Save Our Science: BJP is taking India's scientific standing to an all-time low
No, the Madhya Pradesh (MP) government isn't instituting astrology OPDs manned by palm readers and astrologers in state-run hospitals. The state's health minister slammed the claims, even calling them “absurd”, but his argument hinged on a technicality.
Though these OPDs were not being set up in regular hospitals, it was being instituted in the yoga centres of the Maharishi Patanjali Sanskrit Sansthan (MPSS) – the state nodal agency for the promotion of Yoga and Sanskrit. In the proposed 'OPDs', astrology and vaastu experts would indeed give health advice to the sick.
Speaking in defence of the idea, MPSS deputy director Prashant Dolas said, “Astrology and vaastu are established sciences.” Given that MP's infant mortality rate is worse than even Ethiopia's, this initiative is a criminal waste of government funds. If implemented, it will take advantage of the most desperate and vulnerable, while lowering the standard of healthcare in the state.
But this move should not come as a surprise. Under the current government, India is seeing a widespread dilution of scientific temperament, moving away from rationality, and towards Hindutva-inspired pseudo-science.
Just this past week, Infosys co-founder Narayana Murthy lamented that India has not produced any “earth shaking” technology or invention in the last 60 years. The solution, Murthy suggested, was open mindedness, interaction with global schools of thought, and freedom for scholars to pursue research. The Modi government, however, has vastly different ideas.
In tandem with its ideological mentor, the Rashtriya Swayamsevak Sangh (RSS), the BJP has embarked on a mission to “Indianise” our scientific pursuits. The Modi government's approach to this involves weaving a nationalist narrative into science, changing the yardstick of scientific merit from empirical evidence to Hindutva chauvinism.
As such, there has been an increased focus on areas like cow research, Vedic science, and, as in the case of Madhya Pradesh, astrology. These pursuits are propped up by both the BJP and RSS as a source of national pride, especially worthy of academic interest and government funding.
As in the case of opposition to the government's initiatives in the past, those who oppose these unscientific forays are derided as anti-Indian. We saw just this when AYUSH minister Shripad Yasso Naik called allopathic doctors “anti-national”, or when an RSS mouthpiece accused IITs of being “anti-India” and “anti-Hindu”.
This combination, of espousing pseudoscience while simultaneously attacking rationality, has already borne fruit.
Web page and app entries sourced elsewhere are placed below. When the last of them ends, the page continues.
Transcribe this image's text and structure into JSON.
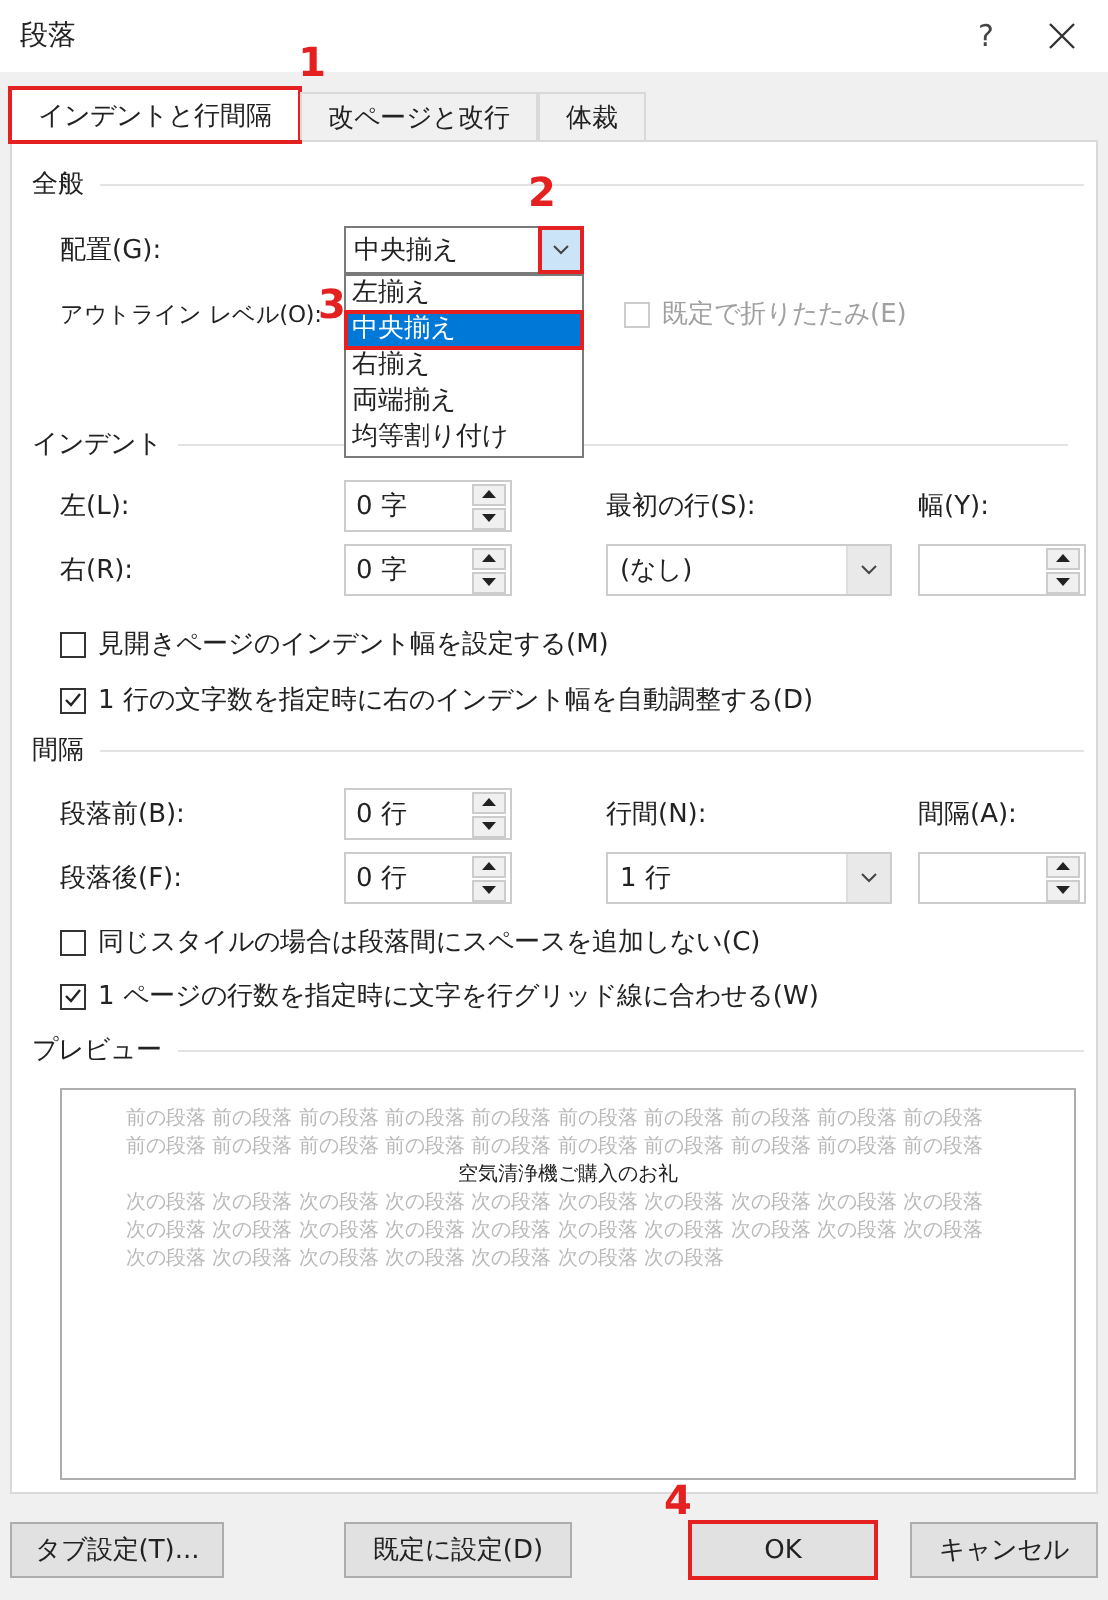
{
  "window": {
    "title": "段落",
    "help": "?"
  },
  "tabs": [
    {
      "label": "インデントと行間隔",
      "selected": true,
      "callout": "1"
    },
    {
      "label": "改ページと改行",
      "selected": false
    },
    {
      "label": "体裁",
      "selected": false
    }
  ],
  "general": {
    "heading": "全般",
    "alignment": {
      "label": "配置(G):",
      "value": "中央揃え",
      "expanded": true,
      "button_callout": "2",
      "options": [
        {
          "label": "左揃え",
          "selected": false
        },
        {
          "label": "中央揃え",
          "selected": true,
          "callout": "3"
        },
        {
          "label": "右揃え",
          "selected": false
        },
        {
          "label": "両端揃え",
          "selected": false
        },
        {
          "label": "均等割り付け",
          "selected": false
        }
      ]
    },
    "outline_label": "アウトライン レベル(O):",
    "collapse": {
      "label": "既定で折りたたみ(E)",
      "checked": false,
      "disabled": true
    }
  },
  "indent": {
    "heading": "インデント",
    "left": {
      "label": "左(L):",
      "value": "0 字"
    },
    "right": {
      "label": "右(R):",
      "value": "0 字"
    },
    "first_line": {
      "label": "最初の行(S):",
      "value": "(なし)"
    },
    "by_label": "幅(Y):",
    "checkboxes": [
      {
        "label": "見開きページのインデント幅を設定する(M)",
        "checked": false
      },
      {
        "label": "1 行の文字数を指定時に右のインデント幅を自動調整する(D)",
        "checked": true
      }
    ]
  },
  "spacing": {
    "heading": "間隔",
    "before": {
      "label": "段落前(B):",
      "value": "0 行"
    },
    "after": {
      "label": "段落後(F):",
      "value": "0 行"
    },
    "line_spacing": {
      "label": "行間(N):",
      "value": "1 行"
    },
    "at_label": "間隔(A):",
    "checkboxes": [
      {
        "label": "同じスタイルの場合は段落間にスペースを追加しない(C)",
        "checked": false
      },
      {
        "label": "1 ページの行数を指定時に文字を行グリッド線に合わせる(W)",
        "checked": true
      }
    ]
  },
  "preview": {
    "heading": "プレビュー",
    "previous_lines": [
      "前の段落 前の段落 前の段落 前の段落 前の段落 前の段落 前の段落 前の段落 前の段落 前の段落",
      "前の段落 前の段落 前の段落 前の段落 前の段落 前の段落 前の段落 前の段落 前の段落 前の段落"
    ],
    "sample": "空気清浄機ご購入のお礼",
    "next_lines": [
      "次の段落 次の段落 次の段落 次の段落 次の段落 次の段落 次の段落 次の段落 次の段落 次の段落",
      "次の段落 次の段落 次の段落 次の段落 次の段落 次の段落 次の段落 次の段落 次の段落 次の段落",
      "次の段落 次の段落 次の段落 次の段落 次の段落 次の段落 次の段落"
    ]
  },
  "buttons": [
    {
      "label": "タブ設定(T)..."
    },
    {
      "label": "既定に設定(D)"
    },
    {
      "label": "OK",
      "callout": "4"
    },
    {
      "label": "キャンセル"
    }
  ]
}
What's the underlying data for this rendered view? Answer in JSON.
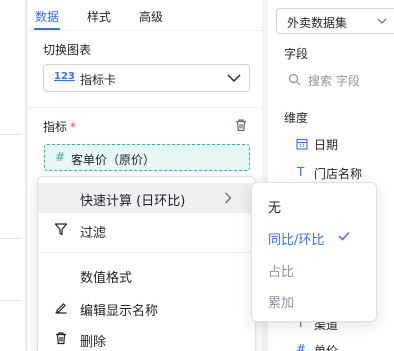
{
  "colors": {
    "accent": "#3370ff",
    "metric": "#2fb5a5",
    "required": "#f54a45",
    "muted": "#8f959e"
  },
  "config_panel": {
    "tabs": [
      {
        "label": "数据"
      },
      {
        "label": "样式"
      },
      {
        "label": "高级"
      }
    ],
    "active_tab": 0,
    "switch_chart_label": "切换图表",
    "chart_type": {
      "icon_text": "123",
      "value": "指标卡"
    },
    "metric_label": "指标",
    "required_mark": "*",
    "metric_field": {
      "icon": "#",
      "label": "客单价（原价）"
    }
  },
  "field_panel": {
    "dataset": "外卖数据集",
    "fields_label": "字段",
    "search_placeholder": "搜索 字段",
    "dimension_label": "维度",
    "dimensions": [
      {
        "icon": "calendar-icon",
        "label": "日期"
      },
      {
        "icon": "T",
        "label": "门店名称"
      },
      {
        "icon": "T",
        "label": "渠道"
      },
      {
        "icon": "#",
        "label": "单价"
      }
    ]
  },
  "context_menu": {
    "items": [
      {
        "label": "快速计算 (日环比)",
        "icon": "none",
        "has_submenu": true,
        "hovered": true
      },
      {
        "label": "过滤",
        "icon": "filter-icon"
      },
      {
        "label": "数值格式",
        "icon": "none"
      },
      {
        "label": "编辑显示名称",
        "icon": "edit-icon"
      },
      {
        "label": "删除",
        "icon": "trash-icon"
      }
    ]
  },
  "quick_calc_submenu": {
    "items": [
      {
        "label": "无",
        "state": "normal"
      },
      {
        "label": "同比/环比",
        "state": "selected"
      },
      {
        "label": "占比",
        "state": "disabled"
      },
      {
        "label": "累加",
        "state": "disabled"
      }
    ]
  }
}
We've now had numerous cases where venerated institutes of higher education like IIT Delhi and Mumbai have held seminars dedicated to cow science.
While non-Junior Research Fellowship (JRF) scholars pursuing MPhils and PhDs have had their already meagre stipends scrapped, the government is planning to allocate funds toward cow research.
Just this month, the country's science and technology minister, Harsh Vardhan, announced that he would personally be leading a committee to select projects aimed at scientifically validating the properties of panchgavya – a mixture of cow dung, cow urine, curd, ghee, and milk.
These projects would receive funding from various government ministries, even as India's spending on science has remained stagnant at a woeful 0.8% of GDP.
Catch 'em young
Not content with just undermining scientific rationality in institutes of higher education, Vijnana Bharati (VIBHA), the science wing of the RSS, is teaming up with the government to launch a massive digital campaign to “promote scientific research”.
“Scientific research”, though, is a clever euphemism for the real purpose of the initiative. The project, aided by both the Ministry of Science and Technology, as well as the Ministry of Earth Science, is yet another attempt to add a nationalist narrative to science education. This time though, their targets will be younger and more impressionable.
Called the Science India Portal, the campaign is aimed at students from grades 6-12, and will reach close to two million children nationwide.
Worryingly for the future of Indian science, VIBHA is an organisation that, according to its own website, promotes “the harmonious synthesis of physical and spiritual sciences”. In addition to this, it lists practices like vaastu on par with engineering.
Speaking to Catch reporter Anurag Dey about the project, VIBHA member Arvind C Ranade said, “The young generation should also know about traditional Indian sciences and the country's rich history in the fields of science and technology. So, the agenda is also to promote Vedic sciences.” One wonders whether this is along the lines of Modi's infamous 'Ganesha is an example of ancient plastic surgery', or the claim made at the 2015 Indian Science Congress that Vedic India was home to spacecraft. All of this makes one question the sort of scientific temper VIBHA promotes.
If this campaign is successful, it could lead to an entire generation of aspiring scientists being steeped in unscientific ideas. This could significantly dent India's future scientific prospects.
It is no wonder then that scientists across the country feel under threat enough as to actually organise a protest against the government. Called the 'India March for Science', they will take to the streets on 9 August to demand extra funding for science, as well as the cessation of these government-backed unscientific ideas.
If the government is indeed serious about raising India's scientific standing, it should heed their voices. If not, expect an India where astrologers diagnosing illnesses are the norm, not the exception.